The Navajo Nation is expected to sue the Environmental Protection Agency Tuesday for the toxic spill the agency caused in Colorado last year that sullied the waterways of three states.

The one-year anniversary of the spill was on Aug. 5, and the agency reiterated on that day that it takes full responsibility for the spill that poured 3 million gallons of toxic sludge from the Gold King Mine in Silverton, Colo., into the Animas River.

The anniversary was also marked by a decision from the EPA inspector general and the Justice Department to launch a criminal probe into the spill, which may have spurred the Navajo to sue.

The Navajo Nation became involved when the toxic plume reached its lands along the San Juan River in New Mexico, causing the state to issue water quality warnings that interrupted farmers' harvest well into the fall.

Navajo Nation President Russell Begaye told the Washington Examiner in an exclusive interview last September that the toxic spill ruined livelihoods of many of his nation's farmers while creating a "culture of distrust" between his people and the Obama administration.

Begaye said back then that the nation was preparing to sue the agency.

The decision to sue the EPA became clear, Begaye said, "especially [after] I got a report that they knew about it. That they knew this was about to happen, [but] they did nothing."

"We are going after EPA. They are going to pay for it," he said, recalling what he told a tribal committee after learning that the agency was clearly at fault. "We are going to make them pay."

Begaye will hold a news conference Tuesday from a bridge overlooking the San Juan River in Shiprock, N.M. He will announce they have directed their counsel, Hueston Hennigan LLP, to file a lawsuit "regarding the unprecedented environmental disaster arising from the Gold King Mine spill," according to a statement.

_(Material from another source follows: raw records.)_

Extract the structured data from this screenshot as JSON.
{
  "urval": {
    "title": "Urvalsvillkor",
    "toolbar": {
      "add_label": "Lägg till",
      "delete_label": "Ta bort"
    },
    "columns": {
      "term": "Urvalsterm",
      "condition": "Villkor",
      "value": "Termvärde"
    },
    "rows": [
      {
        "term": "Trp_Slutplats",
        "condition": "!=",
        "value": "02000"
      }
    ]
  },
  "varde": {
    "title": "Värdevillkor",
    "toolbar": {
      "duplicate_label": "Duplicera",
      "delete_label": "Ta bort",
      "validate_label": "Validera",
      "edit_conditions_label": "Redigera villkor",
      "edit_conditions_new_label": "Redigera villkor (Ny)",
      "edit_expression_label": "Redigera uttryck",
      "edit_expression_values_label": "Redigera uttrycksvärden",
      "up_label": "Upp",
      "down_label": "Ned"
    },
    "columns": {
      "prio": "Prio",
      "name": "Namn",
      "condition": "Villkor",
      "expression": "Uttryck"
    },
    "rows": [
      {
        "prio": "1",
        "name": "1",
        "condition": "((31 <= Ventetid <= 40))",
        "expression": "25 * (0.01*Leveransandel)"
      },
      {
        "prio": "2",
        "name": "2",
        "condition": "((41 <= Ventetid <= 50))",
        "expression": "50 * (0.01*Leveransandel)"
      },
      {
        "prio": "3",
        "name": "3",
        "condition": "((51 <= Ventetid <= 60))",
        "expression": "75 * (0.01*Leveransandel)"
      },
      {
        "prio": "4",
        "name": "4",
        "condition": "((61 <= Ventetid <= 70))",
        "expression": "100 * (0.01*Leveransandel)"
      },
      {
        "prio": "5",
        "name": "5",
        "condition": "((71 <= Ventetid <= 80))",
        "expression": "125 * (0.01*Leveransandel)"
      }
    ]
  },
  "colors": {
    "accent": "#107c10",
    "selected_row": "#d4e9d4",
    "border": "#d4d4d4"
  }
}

Other senior officials with the nation will join Begaye at the press conference, including Ethel Branch, the nation's attorney general.